#### [AIM OF THE EXERCISE]
Reproduce the lines below verbatim. Pictures are to be omitted.

[Component data from apps and pages]
╭──

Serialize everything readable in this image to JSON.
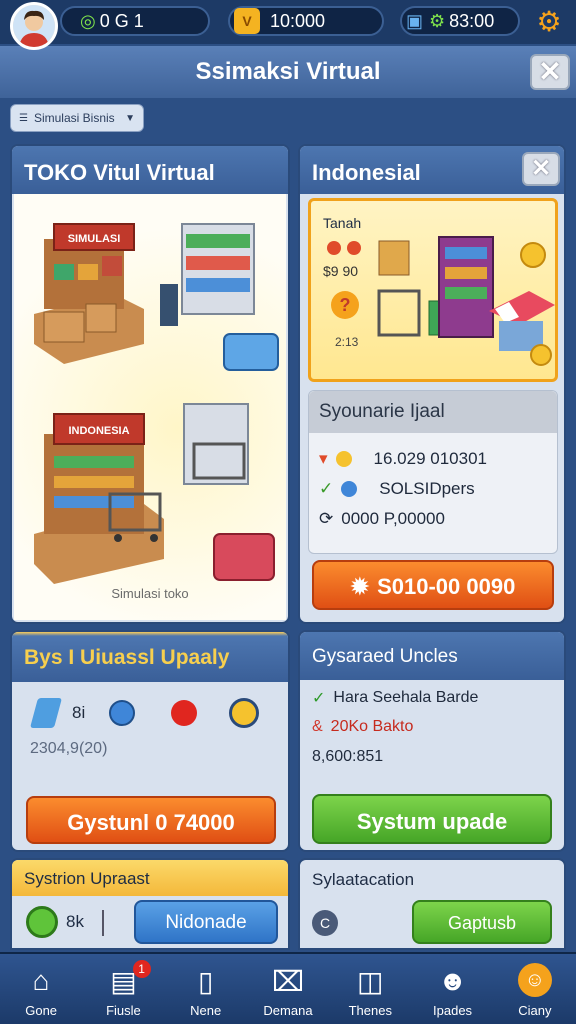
{
  "topbar": {
    "gems": "0 G 1",
    "coins": "10:000",
    "timer": "83:00"
  },
  "title": "Ssimaksi Virtual",
  "filter": {
    "label": "Simulasi Bisnis"
  },
  "left_panel": {
    "title": "TOKO Vitul Virtual",
    "shop_sign_top": "SIMULASI",
    "shop_sign_bottom": "INDONESIA",
    "caption": "Simulasi toko"
  },
  "right_panel": {
    "title": "Indonesial",
    "card_label": "Tanah",
    "card_price": "$9 90",
    "card_small": "2:13",
    "stats_title": "Syounarie Ijaal",
    "stat1": "16.029 010301",
    "stat2": "SOLSIDpers",
    "stat3": "0000 P,00000",
    "action_button": "S010-00 0090"
  },
  "bottom_left": {
    "title": "Bys I Uiuassl Upaaly",
    "level_label": "8i",
    "value": "2304,9(20)",
    "button": "Gystunl 0 74000"
  },
  "bottom_right": {
    "title": "Gysaraed Uncles",
    "line1": "Hara Seehala Barde",
    "line2": "20Ko Bakto",
    "line3": "8,600:851",
    "button": "Systum upade"
  },
  "bottom_left2": {
    "title": "Systrion Upraast",
    "value": "8k",
    "button": "Nidonade"
  },
  "bottom_right2": {
    "title": "Sylaatacation",
    "button": "Gaptusb"
  },
  "nav": [
    {
      "label": "Gone"
    },
    {
      "label": "Fiusle",
      "badge": "1"
    },
    {
      "label": "Nene"
    },
    {
      "label": "Demana"
    },
    {
      "label": "Thenes"
    },
    {
      "label": "Ipades"
    },
    {
      "label": "Ciany"
    }
  ],
  "colors": {
    "accent": "#f5a21c",
    "panel_header": "#4d76b0",
    "bg": "#2c4f84"
  }
}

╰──

#### [RESULT OF THIS EXERCISE]
Serialize everything readable in this image to JSON.
{
  "topbar": {
    "gems": "0 G 1",
    "coins": "10:000",
    "timer": "83:00"
  },
  "title": "Ssimaksi Virtual",
  "filter": {
    "label": "Simulasi Bisnis"
  },
  "left_panel": {
    "title": "TOKO Vitul Virtual",
    "shop_sign_top": "SIMULASI",
    "shop_sign_bottom": "INDONESIA",
    "caption": "Simulasi toko"
  },
  "right_panel": {
    "title": "Indonesial",
    "card_label": "Tanah",
    "card_price": "$9 90",
    "card_small": "2:13",
    "stats_title": "Syounarie Ijaal",
    "stat1": "16.029 010301",
    "stat2": "SOLSIDpers",
    "stat3": "0000 P,00000",
    "action_button": "S010-00 0090"
  },
  "bottom_left": {
    "title": "Bys I Uiuassl Upaaly",
    "level_label": "8i",
    "value": "2304,9(20)",
    "button": "Gystunl 0 74000"
  },
  "bottom_right": {
    "title": "Gysaraed Uncles",
    "line1": "Hara Seehala Barde",
    "line2": "20Ko Bakto",
    "line3": "8,600:851",
    "button": "Systum upade"
  },
  "bottom_left2": {
    "title": "Systrion Upraast",
    "value": "8k",
    "button": "Nidonade"
  },
  "bottom_right2": {
    "title": "Sylaatacation",
    "button": "Gaptusb"
  },
  "nav": [
    {
      "label": "Gone"
    },
    {
      "label": "Fiusle",
      "badge": "1"
    },
    {
      "label": "Nene"
    },
    {
      "label": "Demana"
    },
    {
      "label": "Thenes"
    },
    {
      "label": "Ipades"
    },
    {
      "label": "Ciany"
    }
  ],
  "colors": {
    "accent": "#f5a21c",
    "panel_header": "#4d76b0",
    "bg": "#2c4f84"
  }
}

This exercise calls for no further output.